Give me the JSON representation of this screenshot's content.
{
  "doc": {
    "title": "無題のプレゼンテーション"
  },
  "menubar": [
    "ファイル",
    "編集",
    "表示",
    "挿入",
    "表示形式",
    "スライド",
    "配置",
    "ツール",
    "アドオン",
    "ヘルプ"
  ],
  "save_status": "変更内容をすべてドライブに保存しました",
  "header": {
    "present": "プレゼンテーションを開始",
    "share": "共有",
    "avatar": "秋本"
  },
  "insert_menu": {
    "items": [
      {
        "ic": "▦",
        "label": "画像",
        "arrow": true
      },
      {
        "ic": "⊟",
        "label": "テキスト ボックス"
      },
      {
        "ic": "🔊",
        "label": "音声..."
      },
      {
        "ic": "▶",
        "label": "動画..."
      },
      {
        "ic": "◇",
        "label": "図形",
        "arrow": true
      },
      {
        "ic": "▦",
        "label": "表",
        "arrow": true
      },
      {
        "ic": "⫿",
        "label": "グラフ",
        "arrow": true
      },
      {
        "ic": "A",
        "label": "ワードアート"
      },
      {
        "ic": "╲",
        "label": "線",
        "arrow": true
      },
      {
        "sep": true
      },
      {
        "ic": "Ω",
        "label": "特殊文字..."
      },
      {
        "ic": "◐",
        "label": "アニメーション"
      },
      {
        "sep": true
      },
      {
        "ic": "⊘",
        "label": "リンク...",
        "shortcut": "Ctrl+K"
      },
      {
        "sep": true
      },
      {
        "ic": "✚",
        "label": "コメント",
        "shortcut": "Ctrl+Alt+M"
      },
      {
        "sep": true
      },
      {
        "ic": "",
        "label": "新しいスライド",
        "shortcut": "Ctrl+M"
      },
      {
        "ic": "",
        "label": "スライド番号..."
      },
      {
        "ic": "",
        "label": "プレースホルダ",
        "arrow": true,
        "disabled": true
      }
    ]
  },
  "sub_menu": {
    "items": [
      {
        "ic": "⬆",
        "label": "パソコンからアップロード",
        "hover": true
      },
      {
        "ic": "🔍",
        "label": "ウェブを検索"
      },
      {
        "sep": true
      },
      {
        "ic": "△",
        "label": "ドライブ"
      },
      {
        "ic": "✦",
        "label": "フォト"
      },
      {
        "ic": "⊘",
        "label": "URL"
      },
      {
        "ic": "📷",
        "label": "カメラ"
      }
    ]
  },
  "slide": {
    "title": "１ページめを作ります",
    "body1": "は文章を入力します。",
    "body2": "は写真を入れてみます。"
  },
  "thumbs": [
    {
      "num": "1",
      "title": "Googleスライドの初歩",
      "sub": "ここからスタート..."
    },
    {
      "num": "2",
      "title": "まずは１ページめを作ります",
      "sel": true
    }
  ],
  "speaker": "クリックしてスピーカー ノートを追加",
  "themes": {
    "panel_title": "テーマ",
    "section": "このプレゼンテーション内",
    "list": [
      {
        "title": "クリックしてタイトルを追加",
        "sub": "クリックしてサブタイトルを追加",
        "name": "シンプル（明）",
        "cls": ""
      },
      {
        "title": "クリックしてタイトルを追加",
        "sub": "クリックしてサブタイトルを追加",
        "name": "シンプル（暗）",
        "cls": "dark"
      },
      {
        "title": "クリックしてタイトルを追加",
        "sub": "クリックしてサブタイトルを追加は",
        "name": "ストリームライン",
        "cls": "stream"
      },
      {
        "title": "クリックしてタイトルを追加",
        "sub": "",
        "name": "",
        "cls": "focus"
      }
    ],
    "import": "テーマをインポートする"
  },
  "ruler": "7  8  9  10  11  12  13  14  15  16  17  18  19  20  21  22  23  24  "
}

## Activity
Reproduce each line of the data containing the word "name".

## Result
        "name": "シンプル（明）",
        "name": "シンプル（暗）",
        "name": "ストリームライン",
        "name": "",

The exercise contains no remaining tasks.